▶ Exercise materials
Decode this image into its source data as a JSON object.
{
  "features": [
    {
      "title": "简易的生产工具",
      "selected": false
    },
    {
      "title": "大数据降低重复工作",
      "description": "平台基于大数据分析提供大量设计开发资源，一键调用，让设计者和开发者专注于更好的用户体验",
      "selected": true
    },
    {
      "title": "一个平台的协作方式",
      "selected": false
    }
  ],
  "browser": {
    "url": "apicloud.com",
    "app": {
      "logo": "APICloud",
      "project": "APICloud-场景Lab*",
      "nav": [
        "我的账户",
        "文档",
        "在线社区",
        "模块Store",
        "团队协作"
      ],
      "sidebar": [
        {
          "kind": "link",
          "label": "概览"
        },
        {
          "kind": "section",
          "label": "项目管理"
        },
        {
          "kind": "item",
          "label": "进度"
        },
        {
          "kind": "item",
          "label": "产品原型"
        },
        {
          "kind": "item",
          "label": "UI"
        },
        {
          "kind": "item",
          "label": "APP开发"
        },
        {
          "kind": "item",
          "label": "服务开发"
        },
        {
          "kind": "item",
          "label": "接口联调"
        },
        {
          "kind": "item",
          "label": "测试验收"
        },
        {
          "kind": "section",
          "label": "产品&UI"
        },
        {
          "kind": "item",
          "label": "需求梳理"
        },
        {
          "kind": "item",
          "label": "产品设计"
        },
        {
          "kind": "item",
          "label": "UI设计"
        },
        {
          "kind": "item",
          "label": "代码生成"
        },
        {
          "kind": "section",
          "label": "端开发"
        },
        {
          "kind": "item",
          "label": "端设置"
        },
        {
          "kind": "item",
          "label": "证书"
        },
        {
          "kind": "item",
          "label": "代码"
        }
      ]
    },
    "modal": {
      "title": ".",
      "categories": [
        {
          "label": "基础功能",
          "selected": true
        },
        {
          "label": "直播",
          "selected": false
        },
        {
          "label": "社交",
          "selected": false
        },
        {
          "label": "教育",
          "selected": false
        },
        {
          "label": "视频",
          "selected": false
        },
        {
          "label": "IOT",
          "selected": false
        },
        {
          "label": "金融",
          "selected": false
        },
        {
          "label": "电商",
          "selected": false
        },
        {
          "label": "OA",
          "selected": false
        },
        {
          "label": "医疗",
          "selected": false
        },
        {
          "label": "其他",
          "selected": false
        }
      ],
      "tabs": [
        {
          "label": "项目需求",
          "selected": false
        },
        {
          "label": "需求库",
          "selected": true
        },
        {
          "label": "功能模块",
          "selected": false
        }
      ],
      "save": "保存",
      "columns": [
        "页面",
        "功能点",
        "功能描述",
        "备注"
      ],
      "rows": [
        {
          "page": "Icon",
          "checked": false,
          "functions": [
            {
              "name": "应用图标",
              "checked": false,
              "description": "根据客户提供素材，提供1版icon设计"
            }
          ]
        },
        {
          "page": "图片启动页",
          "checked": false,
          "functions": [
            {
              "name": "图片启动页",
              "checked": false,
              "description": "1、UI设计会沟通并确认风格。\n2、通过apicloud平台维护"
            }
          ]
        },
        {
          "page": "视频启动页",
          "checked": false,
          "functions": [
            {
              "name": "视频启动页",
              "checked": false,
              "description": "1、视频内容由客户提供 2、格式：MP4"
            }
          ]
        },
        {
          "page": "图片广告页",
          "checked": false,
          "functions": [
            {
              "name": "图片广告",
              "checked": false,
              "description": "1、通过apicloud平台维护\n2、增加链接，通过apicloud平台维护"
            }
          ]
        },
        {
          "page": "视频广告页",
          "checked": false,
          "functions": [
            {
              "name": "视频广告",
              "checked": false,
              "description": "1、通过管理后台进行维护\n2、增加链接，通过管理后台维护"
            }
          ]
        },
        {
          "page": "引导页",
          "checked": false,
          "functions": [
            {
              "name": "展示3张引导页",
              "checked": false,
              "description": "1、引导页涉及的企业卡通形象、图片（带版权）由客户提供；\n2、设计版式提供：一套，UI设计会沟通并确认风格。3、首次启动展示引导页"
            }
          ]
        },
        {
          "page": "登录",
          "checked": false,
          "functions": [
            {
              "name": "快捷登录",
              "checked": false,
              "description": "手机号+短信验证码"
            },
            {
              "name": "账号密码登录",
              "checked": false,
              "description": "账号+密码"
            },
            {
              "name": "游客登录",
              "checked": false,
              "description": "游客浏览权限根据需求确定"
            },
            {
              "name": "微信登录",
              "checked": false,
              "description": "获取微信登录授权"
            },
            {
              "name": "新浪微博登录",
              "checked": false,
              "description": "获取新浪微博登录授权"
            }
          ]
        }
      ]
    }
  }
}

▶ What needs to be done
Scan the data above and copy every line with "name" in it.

▶ Exercise solution
              "name": "应用图标",
              "name": "图片启动页",
              "name": "视频启动页",
              "name": "图片广告",
              "name": "视频广告",
              "name": "展示3张引导页",
              "name": "快捷登录",
              "name": "账号密码登录",
              "name": "游客登录",
              "name": "微信登录",
              "name": "新浪微博登录",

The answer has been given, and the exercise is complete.